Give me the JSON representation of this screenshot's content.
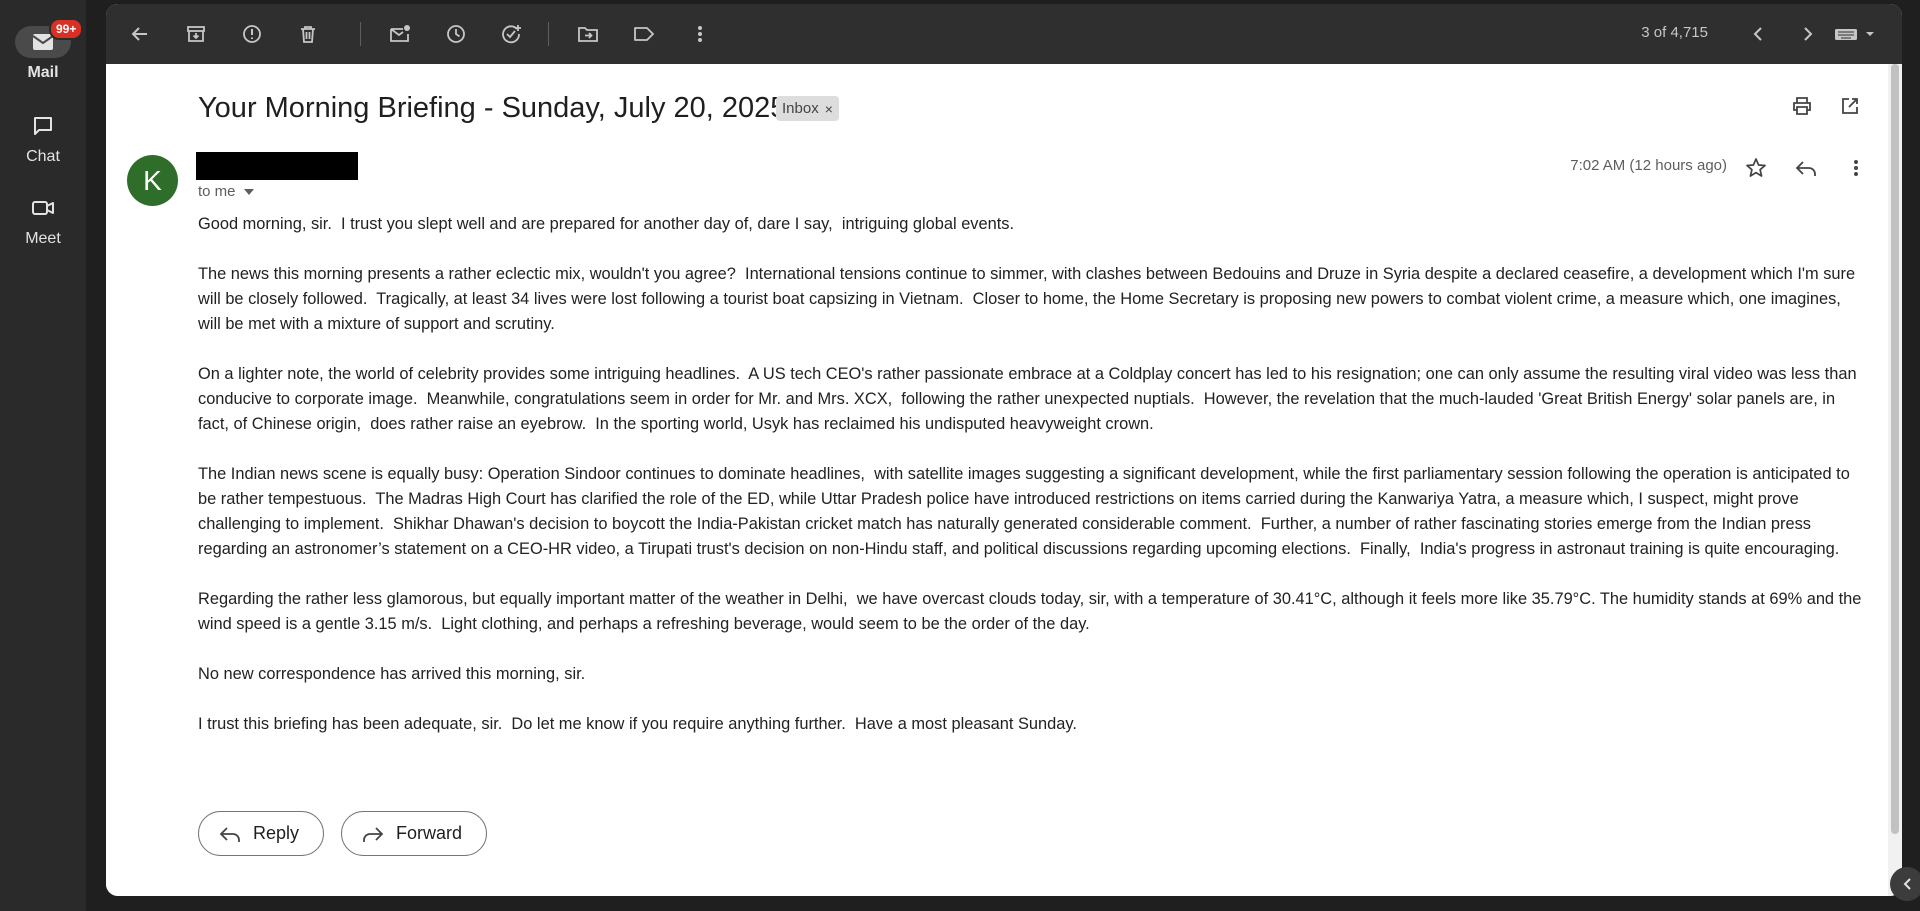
{
  "rail": {
    "mail_label": "Mail",
    "mail_badge": "99+",
    "chat_label": "Chat",
    "meet_label": "Meet"
  },
  "toolbar": {
    "pager_text": "3 of 4,715",
    "icons": [
      "back-arrow-icon",
      "archive-icon",
      "report-spam-icon",
      "delete-icon",
      "mark-unread-icon",
      "snooze-icon",
      "add-task-icon",
      "move-to-icon",
      "label-icon",
      "more-vert-icon",
      "prev-chevron-icon",
      "next-chevron-icon",
      "keyboard-icon"
    ]
  },
  "email": {
    "subject": "Your Morning Briefing - Sunday, July 20, 2025",
    "label_chip": "Inbox",
    "label_chip_close": "×",
    "avatar_letter": "K",
    "recipient": "to me",
    "timestamp": "7:02 AM (12 hours ago)",
    "avatar_color": "#2f6e2a",
    "paragraphs": [
      "Good morning, sir.  I trust you slept well and are prepared for another day of, dare I say,  intriguing global events.",
      "The news this morning presents a rather eclectic mix, wouldn't you agree?  International tensions continue to simmer, with clashes between Bedouins and Druze in Syria despite a declared ceasefire, a development which I'm sure will be closely followed.  Tragically, at least 34 lives were lost following a tourist boat capsizing in Vietnam.  Closer to home, the Home Secretary is proposing new powers to combat violent crime, a measure which, one imagines, will be met with a mixture of support and scrutiny.",
      "On a lighter note, the world of celebrity provides some intriguing headlines.  A US tech CEO's rather passionate embrace at a Coldplay concert has led to his resignation; one can only assume the resulting viral video was less than conducive to corporate image.  Meanwhile, congratulations seem in order for Mr. and Mrs. XCX,  following the rather unexpected nuptials.  However, the revelation that the much-lauded 'Great British Energy' solar panels are, in fact, of Chinese origin,  does rather raise an eyebrow.  In the sporting world, Usyk has reclaimed his undisputed heavyweight crown.",
      "The Indian news scene is equally busy: Operation Sindoor continues to dominate headlines,  with satellite images suggesting a significant development, while the first parliamentary session following the operation is anticipated to be rather tempestuous.  The Madras High Court has clarified the role of the ED, while Uttar Pradesh police have introduced restrictions on items carried during the Kanwariya Yatra, a measure which, I suspect, might prove challenging to implement.  Shikhar Dhawan's decision to boycott the India-Pakistan cricket match has naturally generated considerable comment.  Further, a number of rather fascinating stories emerge from the Indian press regarding an astronomer’s statement on a CEO-HR video, a Tirupati trust's decision on non-Hindu staff, and political discussions regarding upcoming elections.  Finally,  India's progress in astronaut training is quite encouraging.",
      "Regarding the rather less glamorous, but equally important matter of the weather in Delhi,  we have overcast clouds today, sir, with a temperature of 30.41°C, although it feels more like 35.79°C. The humidity stands at 69% and the wind speed is a gentle 3.15 m/s.  Light clothing, and perhaps a refreshing beverage, would seem to be the order of the day.",
      "No new correspondence has arrived this morning, sir.",
      "I trust this briefing has been adequate, sir.  Do let me know if you require anything further.  Have a most pleasant Sunday."
    ]
  },
  "actions": {
    "reply_label": "Reply",
    "forward_label": "Forward"
  }
}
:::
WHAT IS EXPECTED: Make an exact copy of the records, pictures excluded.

WRITTEN REPLY:
Give me the JSON representation of this screenshot's content.
{
  "rail": {
    "mail_label": "Mail",
    "mail_badge": "99+",
    "chat_label": "Chat",
    "meet_label": "Meet"
  },
  "toolbar": {
    "pager_text": "3 of 4,715",
    "icons": [
      "back-arrow-icon",
      "archive-icon",
      "report-spam-icon",
      "delete-icon",
      "mark-unread-icon",
      "snooze-icon",
      "add-task-icon",
      "move-to-icon",
      "label-icon",
      "more-vert-icon",
      "prev-chevron-icon",
      "next-chevron-icon",
      "keyboard-icon"
    ]
  },
  "email": {
    "subject": "Your Morning Briefing - Sunday, July 20, 2025",
    "label_chip": "Inbox",
    "label_chip_close": "×",
    "avatar_letter": "K",
    "recipient": "to me",
    "timestamp": "7:02 AM (12 hours ago)",
    "avatar_color": "#2f6e2a",
    "paragraphs": [
      "Good morning, sir.  I trust you slept well and are prepared for another day of, dare I say,  intriguing global events.",
      "The news this morning presents a rather eclectic mix, wouldn't you agree?  International tensions continue to simmer, with clashes between Bedouins and Druze in Syria despite a declared ceasefire, a development which I'm sure will be closely followed.  Tragically, at least 34 lives were lost following a tourist boat capsizing in Vietnam.  Closer to home, the Home Secretary is proposing new powers to combat violent crime, a measure which, one imagines, will be met with a mixture of support and scrutiny.",
      "On a lighter note, the world of celebrity provides some intriguing headlines.  A US tech CEO's rather passionate embrace at a Coldplay concert has led to his resignation; one can only assume the resulting viral video was less than conducive to corporate image.  Meanwhile, congratulations seem in order for Mr. and Mrs. XCX,  following the rather unexpected nuptials.  However, the revelation that the much-lauded 'Great British Energy' solar panels are, in fact, of Chinese origin,  does rather raise an eyebrow.  In the sporting world, Usyk has reclaimed his undisputed heavyweight crown.",
      "The Indian news scene is equally busy: Operation Sindoor continues to dominate headlines,  with satellite images suggesting a significant development, while the first parliamentary session following the operation is anticipated to be rather tempestuous.  The Madras High Court has clarified the role of the ED, while Uttar Pradesh police have introduced restrictions on items carried during the Kanwariya Yatra, a measure which, I suspect, might prove challenging to implement.  Shikhar Dhawan's decision to boycott the India-Pakistan cricket match has naturally generated considerable comment.  Further, a number of rather fascinating stories emerge from the Indian press regarding an astronomer’s statement on a CEO-HR video, a Tirupati trust's decision on non-Hindu staff, and political discussions regarding upcoming elections.  Finally,  India's progress in astronaut training is quite encouraging.",
      "Regarding the rather less glamorous, but equally important matter of the weather in Delhi,  we have overcast clouds today, sir, with a temperature of 30.41°C, although it feels more like 35.79°C. The humidity stands at 69% and the wind speed is a gentle 3.15 m/s.  Light clothing, and perhaps a refreshing beverage, would seem to be the order of the day.",
      "No new correspondence has arrived this morning, sir.",
      "I trust this briefing has been adequate, sir.  Do let me know if you require anything further.  Have a most pleasant Sunday."
    ]
  },
  "actions": {
    "reply_label": "Reply",
    "forward_label": "Forward"
  }
}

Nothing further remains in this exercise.